=== EXTRACTED ENTRIES ===
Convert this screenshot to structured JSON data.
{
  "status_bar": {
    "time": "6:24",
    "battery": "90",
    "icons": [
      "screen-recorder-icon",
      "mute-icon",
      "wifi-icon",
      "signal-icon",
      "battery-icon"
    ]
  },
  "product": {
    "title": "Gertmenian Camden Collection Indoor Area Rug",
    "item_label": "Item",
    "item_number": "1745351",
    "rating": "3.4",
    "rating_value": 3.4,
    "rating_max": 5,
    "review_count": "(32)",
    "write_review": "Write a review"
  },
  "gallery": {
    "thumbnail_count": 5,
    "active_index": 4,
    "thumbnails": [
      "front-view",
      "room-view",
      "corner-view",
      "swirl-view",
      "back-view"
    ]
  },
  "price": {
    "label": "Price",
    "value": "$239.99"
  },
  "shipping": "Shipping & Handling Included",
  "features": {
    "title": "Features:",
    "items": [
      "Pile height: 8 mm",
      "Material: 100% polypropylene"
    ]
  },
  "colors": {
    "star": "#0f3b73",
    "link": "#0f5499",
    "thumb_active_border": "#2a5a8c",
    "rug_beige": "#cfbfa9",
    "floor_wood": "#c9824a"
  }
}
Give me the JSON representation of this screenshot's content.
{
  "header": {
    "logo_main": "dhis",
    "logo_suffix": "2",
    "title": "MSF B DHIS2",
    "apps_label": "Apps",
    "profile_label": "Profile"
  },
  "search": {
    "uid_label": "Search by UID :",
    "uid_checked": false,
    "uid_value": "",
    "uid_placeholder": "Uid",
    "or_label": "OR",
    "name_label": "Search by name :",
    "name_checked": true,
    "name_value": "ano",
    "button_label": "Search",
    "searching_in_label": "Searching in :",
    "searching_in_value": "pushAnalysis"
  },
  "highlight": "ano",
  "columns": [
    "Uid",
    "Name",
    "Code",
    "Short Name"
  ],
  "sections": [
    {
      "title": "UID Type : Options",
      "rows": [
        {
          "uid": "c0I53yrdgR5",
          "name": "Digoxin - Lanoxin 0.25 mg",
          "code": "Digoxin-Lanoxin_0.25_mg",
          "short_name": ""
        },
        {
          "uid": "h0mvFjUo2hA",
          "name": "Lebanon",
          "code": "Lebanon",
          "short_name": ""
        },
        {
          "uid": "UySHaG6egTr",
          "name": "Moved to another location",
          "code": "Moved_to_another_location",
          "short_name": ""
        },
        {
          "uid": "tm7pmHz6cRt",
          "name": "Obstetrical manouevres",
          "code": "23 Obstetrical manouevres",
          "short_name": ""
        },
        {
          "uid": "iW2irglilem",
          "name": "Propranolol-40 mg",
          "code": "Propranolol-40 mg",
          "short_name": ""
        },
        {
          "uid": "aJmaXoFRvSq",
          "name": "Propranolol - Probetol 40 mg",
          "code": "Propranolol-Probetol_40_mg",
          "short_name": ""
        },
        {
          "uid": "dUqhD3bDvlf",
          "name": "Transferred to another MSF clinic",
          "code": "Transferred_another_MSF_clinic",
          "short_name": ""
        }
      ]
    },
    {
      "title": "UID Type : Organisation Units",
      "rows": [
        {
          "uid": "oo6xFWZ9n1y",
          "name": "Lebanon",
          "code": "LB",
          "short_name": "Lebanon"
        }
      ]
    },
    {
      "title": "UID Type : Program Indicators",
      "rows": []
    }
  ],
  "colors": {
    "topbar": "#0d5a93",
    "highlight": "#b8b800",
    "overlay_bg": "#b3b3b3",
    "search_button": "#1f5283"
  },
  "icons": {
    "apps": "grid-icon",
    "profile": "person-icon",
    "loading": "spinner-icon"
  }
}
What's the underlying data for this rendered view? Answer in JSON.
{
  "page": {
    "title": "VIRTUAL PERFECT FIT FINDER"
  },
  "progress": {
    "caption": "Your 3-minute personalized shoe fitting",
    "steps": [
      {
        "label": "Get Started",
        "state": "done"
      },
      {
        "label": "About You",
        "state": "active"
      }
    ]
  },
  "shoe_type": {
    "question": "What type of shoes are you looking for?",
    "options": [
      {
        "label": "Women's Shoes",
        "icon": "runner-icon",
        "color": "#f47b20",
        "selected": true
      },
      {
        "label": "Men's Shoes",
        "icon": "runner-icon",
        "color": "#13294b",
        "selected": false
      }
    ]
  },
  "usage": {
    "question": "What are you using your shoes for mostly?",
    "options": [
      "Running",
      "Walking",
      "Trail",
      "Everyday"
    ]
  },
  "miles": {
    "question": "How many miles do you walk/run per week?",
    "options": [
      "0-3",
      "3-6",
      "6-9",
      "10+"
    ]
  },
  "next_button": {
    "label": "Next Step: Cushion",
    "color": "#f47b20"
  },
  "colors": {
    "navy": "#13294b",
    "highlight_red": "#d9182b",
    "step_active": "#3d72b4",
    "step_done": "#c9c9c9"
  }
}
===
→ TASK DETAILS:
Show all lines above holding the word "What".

→ OUTPUT BELOW:
What's the underlying data for this rendered view? Answer in JSON.
    "question": "What type of shoes are you looking for?",
    "question": "What are you using your shoes for mostly?",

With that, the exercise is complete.